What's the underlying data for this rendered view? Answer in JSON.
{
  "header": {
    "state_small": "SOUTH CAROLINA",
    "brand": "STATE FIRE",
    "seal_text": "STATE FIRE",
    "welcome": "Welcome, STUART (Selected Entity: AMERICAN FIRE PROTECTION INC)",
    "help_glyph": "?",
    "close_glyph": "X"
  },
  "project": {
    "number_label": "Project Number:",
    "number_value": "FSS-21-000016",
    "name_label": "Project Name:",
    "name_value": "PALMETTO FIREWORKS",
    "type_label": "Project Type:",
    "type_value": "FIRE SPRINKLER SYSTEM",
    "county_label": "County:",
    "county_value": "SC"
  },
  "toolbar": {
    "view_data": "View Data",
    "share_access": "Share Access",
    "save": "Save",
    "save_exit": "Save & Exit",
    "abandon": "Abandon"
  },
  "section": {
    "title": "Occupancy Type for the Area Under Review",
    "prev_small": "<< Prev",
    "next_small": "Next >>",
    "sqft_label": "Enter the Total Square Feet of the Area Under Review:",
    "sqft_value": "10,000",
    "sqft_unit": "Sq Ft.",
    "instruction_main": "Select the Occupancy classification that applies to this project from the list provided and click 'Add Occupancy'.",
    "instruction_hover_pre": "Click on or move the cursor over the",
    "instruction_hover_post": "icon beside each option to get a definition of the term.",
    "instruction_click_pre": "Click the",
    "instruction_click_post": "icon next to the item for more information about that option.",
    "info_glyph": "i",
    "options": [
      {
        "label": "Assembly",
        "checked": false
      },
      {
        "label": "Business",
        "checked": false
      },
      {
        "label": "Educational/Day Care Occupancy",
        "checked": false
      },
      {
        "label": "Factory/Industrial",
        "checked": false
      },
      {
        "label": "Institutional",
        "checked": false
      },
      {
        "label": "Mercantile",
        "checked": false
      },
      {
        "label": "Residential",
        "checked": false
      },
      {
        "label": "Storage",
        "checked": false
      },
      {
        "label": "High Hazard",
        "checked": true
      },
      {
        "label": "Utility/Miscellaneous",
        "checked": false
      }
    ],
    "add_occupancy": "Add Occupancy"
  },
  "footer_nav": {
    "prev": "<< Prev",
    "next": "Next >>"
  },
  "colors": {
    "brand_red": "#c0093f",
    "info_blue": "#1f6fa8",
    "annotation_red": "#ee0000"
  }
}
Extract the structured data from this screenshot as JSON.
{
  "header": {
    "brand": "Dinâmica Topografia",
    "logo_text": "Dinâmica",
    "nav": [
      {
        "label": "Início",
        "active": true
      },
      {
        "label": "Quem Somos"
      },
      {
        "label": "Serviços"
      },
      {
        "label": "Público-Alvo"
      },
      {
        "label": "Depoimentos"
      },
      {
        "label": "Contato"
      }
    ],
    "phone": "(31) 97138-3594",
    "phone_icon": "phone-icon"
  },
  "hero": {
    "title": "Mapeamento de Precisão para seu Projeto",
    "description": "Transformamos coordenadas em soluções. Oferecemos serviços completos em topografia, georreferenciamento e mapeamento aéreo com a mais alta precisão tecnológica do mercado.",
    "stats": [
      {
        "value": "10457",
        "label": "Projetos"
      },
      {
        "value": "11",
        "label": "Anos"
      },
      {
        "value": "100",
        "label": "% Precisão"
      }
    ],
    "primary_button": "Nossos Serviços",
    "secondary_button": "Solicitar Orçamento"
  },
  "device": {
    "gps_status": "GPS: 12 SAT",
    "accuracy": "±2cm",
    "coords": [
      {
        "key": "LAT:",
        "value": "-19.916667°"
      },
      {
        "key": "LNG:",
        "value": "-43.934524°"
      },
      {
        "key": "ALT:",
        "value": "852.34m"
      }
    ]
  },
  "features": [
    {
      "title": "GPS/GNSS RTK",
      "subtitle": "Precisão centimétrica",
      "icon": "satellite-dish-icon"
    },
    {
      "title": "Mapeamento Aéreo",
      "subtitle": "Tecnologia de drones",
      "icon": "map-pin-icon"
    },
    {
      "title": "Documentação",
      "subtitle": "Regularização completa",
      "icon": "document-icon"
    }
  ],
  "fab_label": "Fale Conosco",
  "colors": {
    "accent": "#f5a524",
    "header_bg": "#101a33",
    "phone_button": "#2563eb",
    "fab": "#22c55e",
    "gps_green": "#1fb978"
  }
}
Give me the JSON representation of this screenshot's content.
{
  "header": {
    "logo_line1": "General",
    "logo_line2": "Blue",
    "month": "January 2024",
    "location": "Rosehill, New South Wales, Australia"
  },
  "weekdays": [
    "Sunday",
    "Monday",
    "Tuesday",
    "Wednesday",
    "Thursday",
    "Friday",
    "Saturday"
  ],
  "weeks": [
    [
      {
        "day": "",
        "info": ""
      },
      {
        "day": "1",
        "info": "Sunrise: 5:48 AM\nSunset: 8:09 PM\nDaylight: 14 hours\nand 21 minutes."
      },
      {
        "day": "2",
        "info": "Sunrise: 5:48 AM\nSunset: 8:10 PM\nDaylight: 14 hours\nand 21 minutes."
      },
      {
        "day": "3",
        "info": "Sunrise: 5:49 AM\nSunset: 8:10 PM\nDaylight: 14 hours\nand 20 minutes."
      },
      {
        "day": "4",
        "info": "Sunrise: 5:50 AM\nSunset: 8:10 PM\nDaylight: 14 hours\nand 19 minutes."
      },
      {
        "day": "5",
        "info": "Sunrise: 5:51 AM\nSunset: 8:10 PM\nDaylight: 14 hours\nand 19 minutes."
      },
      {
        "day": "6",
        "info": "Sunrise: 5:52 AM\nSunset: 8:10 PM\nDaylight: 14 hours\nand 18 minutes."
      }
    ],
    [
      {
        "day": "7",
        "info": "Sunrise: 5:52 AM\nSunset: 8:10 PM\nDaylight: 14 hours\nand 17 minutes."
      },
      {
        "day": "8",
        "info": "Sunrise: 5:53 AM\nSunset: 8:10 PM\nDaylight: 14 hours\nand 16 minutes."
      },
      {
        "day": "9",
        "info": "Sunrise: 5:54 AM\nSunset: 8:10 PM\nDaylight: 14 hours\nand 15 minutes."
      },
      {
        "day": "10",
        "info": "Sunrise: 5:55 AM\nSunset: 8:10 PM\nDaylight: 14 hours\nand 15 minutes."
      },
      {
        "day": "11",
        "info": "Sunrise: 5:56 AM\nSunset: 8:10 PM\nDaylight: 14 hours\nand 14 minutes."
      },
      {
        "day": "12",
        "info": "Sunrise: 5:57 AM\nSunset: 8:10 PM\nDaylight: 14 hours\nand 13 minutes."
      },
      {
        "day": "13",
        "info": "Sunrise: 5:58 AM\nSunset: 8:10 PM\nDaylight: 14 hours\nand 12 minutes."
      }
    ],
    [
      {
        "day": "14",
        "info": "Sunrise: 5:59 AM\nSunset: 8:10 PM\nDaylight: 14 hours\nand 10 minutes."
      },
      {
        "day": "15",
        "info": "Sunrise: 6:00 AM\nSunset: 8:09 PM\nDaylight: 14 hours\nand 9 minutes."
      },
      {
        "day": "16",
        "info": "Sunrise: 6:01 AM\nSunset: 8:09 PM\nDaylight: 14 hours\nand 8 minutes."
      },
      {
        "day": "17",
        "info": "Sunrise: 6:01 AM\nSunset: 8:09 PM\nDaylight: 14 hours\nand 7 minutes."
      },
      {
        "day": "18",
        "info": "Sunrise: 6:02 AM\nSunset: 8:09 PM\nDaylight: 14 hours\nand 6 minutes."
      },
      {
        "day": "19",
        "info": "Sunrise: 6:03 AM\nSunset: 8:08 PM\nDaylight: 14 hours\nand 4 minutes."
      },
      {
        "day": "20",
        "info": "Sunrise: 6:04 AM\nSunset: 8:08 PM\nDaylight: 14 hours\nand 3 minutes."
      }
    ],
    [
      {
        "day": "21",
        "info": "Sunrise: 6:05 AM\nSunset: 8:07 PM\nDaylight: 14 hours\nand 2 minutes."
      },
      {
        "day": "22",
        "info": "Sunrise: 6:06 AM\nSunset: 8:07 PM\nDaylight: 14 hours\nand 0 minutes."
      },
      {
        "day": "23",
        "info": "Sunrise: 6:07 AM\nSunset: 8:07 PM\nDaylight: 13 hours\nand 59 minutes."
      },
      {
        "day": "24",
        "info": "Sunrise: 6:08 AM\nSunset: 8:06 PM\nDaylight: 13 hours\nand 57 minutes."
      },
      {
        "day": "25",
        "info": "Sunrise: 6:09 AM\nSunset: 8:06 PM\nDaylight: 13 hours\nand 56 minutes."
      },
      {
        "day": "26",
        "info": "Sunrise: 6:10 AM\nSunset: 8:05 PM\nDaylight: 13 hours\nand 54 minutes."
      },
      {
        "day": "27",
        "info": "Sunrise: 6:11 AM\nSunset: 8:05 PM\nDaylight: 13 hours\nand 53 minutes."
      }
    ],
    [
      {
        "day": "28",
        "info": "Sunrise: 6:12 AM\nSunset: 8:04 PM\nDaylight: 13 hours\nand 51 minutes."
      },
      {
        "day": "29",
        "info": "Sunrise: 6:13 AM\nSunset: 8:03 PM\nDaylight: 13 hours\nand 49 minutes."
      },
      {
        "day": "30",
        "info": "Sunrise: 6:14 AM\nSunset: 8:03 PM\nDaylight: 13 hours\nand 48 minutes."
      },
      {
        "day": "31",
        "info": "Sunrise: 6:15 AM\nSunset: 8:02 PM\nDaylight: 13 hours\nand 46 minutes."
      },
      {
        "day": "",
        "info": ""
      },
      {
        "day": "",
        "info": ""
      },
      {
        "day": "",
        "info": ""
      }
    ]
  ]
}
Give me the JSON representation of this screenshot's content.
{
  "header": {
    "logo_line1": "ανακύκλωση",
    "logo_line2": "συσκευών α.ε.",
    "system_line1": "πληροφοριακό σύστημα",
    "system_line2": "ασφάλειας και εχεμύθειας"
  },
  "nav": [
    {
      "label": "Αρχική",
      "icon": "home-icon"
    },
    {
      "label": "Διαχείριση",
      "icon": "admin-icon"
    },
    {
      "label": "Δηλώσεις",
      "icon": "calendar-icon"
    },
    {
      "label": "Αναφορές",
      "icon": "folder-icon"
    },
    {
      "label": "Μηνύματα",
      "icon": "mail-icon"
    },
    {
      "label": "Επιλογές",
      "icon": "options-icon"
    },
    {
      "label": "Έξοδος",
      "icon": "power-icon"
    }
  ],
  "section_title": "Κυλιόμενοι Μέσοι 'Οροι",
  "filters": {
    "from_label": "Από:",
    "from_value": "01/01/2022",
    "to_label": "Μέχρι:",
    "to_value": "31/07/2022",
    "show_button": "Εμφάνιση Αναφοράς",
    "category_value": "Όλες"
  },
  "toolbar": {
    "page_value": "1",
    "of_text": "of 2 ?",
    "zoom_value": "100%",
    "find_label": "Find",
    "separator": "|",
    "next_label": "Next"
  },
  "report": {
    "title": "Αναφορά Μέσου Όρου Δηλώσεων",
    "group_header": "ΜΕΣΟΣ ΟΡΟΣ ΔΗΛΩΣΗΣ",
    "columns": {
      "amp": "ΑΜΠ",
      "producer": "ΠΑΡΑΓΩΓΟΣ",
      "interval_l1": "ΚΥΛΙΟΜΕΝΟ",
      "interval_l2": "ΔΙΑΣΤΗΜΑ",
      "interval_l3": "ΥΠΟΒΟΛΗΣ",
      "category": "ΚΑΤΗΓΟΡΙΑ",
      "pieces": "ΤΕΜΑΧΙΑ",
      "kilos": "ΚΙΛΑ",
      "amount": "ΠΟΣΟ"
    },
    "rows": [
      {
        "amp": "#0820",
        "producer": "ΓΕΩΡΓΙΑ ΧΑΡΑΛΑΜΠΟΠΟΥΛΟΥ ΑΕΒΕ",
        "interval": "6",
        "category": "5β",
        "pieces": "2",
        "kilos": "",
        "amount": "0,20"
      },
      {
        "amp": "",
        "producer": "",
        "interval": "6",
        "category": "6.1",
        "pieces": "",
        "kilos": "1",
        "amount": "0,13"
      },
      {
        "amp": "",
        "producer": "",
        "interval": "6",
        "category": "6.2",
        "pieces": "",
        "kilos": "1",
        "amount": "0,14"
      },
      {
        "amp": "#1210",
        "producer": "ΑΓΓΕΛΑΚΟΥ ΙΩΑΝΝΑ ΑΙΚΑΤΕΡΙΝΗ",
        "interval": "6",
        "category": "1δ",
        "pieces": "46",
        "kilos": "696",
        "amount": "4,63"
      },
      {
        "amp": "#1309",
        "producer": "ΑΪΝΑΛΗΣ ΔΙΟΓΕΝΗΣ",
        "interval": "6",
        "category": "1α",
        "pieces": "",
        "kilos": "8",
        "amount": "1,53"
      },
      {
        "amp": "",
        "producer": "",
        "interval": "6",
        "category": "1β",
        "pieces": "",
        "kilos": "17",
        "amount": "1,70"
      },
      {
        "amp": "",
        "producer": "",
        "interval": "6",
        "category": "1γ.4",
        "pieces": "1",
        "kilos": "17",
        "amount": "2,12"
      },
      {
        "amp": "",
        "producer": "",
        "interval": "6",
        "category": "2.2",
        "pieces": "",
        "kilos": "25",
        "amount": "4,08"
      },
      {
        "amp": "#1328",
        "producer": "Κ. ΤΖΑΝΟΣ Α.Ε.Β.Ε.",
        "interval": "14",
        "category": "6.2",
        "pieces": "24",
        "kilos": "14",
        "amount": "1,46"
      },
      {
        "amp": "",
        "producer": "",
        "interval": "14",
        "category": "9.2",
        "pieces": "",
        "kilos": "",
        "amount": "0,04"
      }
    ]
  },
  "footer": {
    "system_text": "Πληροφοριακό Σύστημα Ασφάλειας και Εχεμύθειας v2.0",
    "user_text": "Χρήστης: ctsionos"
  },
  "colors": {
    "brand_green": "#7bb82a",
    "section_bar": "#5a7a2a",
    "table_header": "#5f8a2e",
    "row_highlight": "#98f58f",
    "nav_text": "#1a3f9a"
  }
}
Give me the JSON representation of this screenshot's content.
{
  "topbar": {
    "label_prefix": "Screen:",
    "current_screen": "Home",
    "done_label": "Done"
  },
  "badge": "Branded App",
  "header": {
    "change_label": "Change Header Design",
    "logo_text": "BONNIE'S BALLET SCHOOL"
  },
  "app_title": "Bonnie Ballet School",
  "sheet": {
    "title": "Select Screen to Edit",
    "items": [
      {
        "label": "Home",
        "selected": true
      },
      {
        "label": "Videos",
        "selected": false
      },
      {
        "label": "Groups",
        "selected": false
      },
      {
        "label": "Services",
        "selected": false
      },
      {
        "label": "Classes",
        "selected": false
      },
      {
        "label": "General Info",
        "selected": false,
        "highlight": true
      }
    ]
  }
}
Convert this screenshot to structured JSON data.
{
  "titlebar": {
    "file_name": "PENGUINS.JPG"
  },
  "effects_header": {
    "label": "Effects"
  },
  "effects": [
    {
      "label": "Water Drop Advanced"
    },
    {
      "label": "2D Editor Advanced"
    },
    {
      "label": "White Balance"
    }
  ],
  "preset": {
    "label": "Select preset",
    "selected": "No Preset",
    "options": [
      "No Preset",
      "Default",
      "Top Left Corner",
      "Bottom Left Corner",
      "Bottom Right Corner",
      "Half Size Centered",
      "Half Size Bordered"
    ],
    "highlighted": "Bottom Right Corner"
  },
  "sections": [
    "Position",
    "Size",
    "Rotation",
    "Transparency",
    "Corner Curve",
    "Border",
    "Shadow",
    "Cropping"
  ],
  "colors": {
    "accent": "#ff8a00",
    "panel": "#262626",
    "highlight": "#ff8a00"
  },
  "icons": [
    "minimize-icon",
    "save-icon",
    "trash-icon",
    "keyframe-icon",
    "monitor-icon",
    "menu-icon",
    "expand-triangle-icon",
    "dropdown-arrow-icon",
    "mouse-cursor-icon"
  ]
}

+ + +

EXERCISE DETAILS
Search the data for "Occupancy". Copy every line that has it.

WRITTEN RESPONSE
    "title": "Occupancy Type for the Area Under Review",
    "instruction_main": "Select the Occupancy classification that applies to this project from the list provided and click 'Add Occupancy'.",
        "label": "Educational/Day Care Occupancy",
    "add_occupancy": "Add Occupancy"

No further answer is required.